London Bridge and Its Houses c.1209-1761 by Dorian Gerhold – a review.

Reblogged from A Medieval Potpourri @ sparkypus.com A view of the bridge  from Southwark, c.1630.  Note the houses that are standing to the south of the Stone Gate, shown here adorned with heads on pikes, were in fact on the first pier of the bridge.  This is one of the few remaining pictures showing the city… Continue reading London Bridge and Its Houses c.1209-1761 by Dorian Gerhold – a review.

Where did the Black Prince come ashore when he crossed the Thames to his favourite palace at Kennington….?

In my seemingly endless trekking around the internet in search of information about Kennington (not Kensington!) Palace, I was pleasantly surprised to at last discover something I’d been trying to pinpoint for some time. In the days before there was any bridge over the Thames except Old London Bridge, the only way to cross the… Continue reading Where did the Black Prince come ashore when he crossed the Thames to his favourite palace at Kennington….?

Smaug’s demise and the medieval springald….

Before I start, you will have to forgive my ignorance of medieval weaponry. What I know could be written on the head on a pin. But here goes anyway. Most of us have seen the Tolkien films concerning Hobbits, Lords of Rings, orcs, elves, dragons and so on. And most of us will remember the… Continue reading Smaug’s demise and the medieval springald….

Medieval tombs weren’t commenced at the time of death….

  According to this article about the tomb of Edward of Woodstock, the “Black Prince”, at Canterbury: “….The study also re-dates the effigy to a decade after Edward’s death, suggesting that although Richard II faithfully followed his father’s instructions, it did not happen immediately….” Perhaps it should be remembered that Richard II was only ten… Continue reading Medieval tombs weren’t commenced at the time of death….

The joys of rubbish in medieval London….

Oh dear, just as we start imagining the romantic, colourful side of life in medieval London, we’re obliged to consider the other side of that particular coin.
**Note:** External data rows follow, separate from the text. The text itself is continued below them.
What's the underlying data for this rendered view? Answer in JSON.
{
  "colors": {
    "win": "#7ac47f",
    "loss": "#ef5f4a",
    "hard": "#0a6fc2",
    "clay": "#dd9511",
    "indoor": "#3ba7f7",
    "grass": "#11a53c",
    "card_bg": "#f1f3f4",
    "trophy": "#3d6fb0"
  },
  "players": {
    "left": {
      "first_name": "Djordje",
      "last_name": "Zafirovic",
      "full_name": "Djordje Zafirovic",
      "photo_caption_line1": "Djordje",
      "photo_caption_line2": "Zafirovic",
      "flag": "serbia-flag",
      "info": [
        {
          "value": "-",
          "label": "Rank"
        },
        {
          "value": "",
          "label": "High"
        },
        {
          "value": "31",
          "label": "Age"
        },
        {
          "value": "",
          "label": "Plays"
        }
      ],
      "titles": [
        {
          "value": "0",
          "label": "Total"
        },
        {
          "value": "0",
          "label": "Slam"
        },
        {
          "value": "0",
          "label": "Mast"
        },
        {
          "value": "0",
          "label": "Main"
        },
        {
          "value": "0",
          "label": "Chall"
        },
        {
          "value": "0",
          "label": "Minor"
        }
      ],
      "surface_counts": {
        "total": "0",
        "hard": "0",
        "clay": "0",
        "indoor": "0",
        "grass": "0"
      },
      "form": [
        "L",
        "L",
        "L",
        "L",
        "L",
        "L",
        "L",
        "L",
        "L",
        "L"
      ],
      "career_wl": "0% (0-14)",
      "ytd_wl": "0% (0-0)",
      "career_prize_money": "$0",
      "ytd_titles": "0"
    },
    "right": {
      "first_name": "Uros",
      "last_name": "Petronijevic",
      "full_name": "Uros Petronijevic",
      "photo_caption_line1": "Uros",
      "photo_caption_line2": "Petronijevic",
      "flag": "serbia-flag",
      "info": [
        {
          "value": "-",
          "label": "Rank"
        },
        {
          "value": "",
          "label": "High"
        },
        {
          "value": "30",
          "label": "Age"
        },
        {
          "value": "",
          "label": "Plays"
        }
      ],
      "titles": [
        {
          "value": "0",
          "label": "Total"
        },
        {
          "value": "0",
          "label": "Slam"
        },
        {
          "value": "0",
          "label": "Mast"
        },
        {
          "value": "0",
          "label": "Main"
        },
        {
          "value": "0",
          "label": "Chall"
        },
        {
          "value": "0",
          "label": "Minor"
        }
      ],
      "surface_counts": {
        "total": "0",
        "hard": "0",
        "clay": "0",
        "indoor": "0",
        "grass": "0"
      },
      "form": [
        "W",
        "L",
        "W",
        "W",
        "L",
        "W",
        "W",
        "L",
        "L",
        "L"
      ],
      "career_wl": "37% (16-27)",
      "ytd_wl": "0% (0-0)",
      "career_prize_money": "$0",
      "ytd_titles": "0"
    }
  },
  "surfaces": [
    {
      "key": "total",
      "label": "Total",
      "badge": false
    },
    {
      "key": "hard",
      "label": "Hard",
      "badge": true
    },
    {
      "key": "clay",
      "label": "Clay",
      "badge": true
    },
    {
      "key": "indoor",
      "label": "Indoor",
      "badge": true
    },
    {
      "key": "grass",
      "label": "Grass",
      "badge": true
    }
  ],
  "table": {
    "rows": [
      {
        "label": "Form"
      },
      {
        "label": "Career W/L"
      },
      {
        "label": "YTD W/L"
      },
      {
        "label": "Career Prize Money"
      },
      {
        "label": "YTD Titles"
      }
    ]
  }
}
My trawlings through the Close Rolls and Richard II brought me to the following entry for 12 March 1393: “….To the bailiffs of Westminster of the abbot of… Continue reading The joys of rubbish in medieval London….

THOMAS CROMWELL’S HOUSE IN AUSTIN FRIARS

Reblogged from A Medieval potpourri sparkypus.com Thomas Cromwell c.1532.  Minature attibuted to  Hans Holbein the Younger. Oil on panel. Museo Nacional Thyssen-Bornemisza, Madrid Following on from my earlier post on Perkin Warbeck and his burial at Austin Friars where I touched upon Thomas Cromwell’s house in the Austin Friars precinct I was happy to come across this… Continue reading THOMAS CROMWELL’S HOUSE IN AUSTIN FRIARS

Two Huggin Lanes, two churches of St Michael….

  The 14th-century story of John of Gaunt enjoying dinner in a friend’s house (including oysters, I understand) in the city of London when rebels ransacked his palace of the Savoy in the hope of laying hands upon him. He escaped, but not before cracking his shin (or some such part of his anatomy) on… Continue reading Two Huggin Lanes, two churches of St Michael….

What did bishops wear to travel….?

Why is it that a passing thought of adding detail to a minor description leads to one spending hours scouring the internet and book shelves trying to find the information? All I wanted to know is how a medieval bishop would have dressed to travel. Not in a war zone, just on the road from… Continue reading What did bishops wear to travel….?

The “royal” village of King’s Langley….

The Hertfordshire village of King’s Langley is “jam-packed with royal history”. Indeed it is, although the connection to Henry VIII (the article has a LARGE picture of him!) isn’t the point for those of us who think the Tudors had no business being on the throne. “….The earliest known royal residence in Kings Langley was… Continue reading The “royal” village of King’s Langley….

Giving the Walbrook the Elbow….

  In this article I wrote the following:- “….The Walbrook flowed quite swiftly [south] from its source, but on nearing the Thames the land flattened considerably, and the river seems to have indulged in a curve….” This curve or meander, when filled in and “improved” in the 15th century, for the river to flow more… Continue reading Giving the Walbrook the Elbow….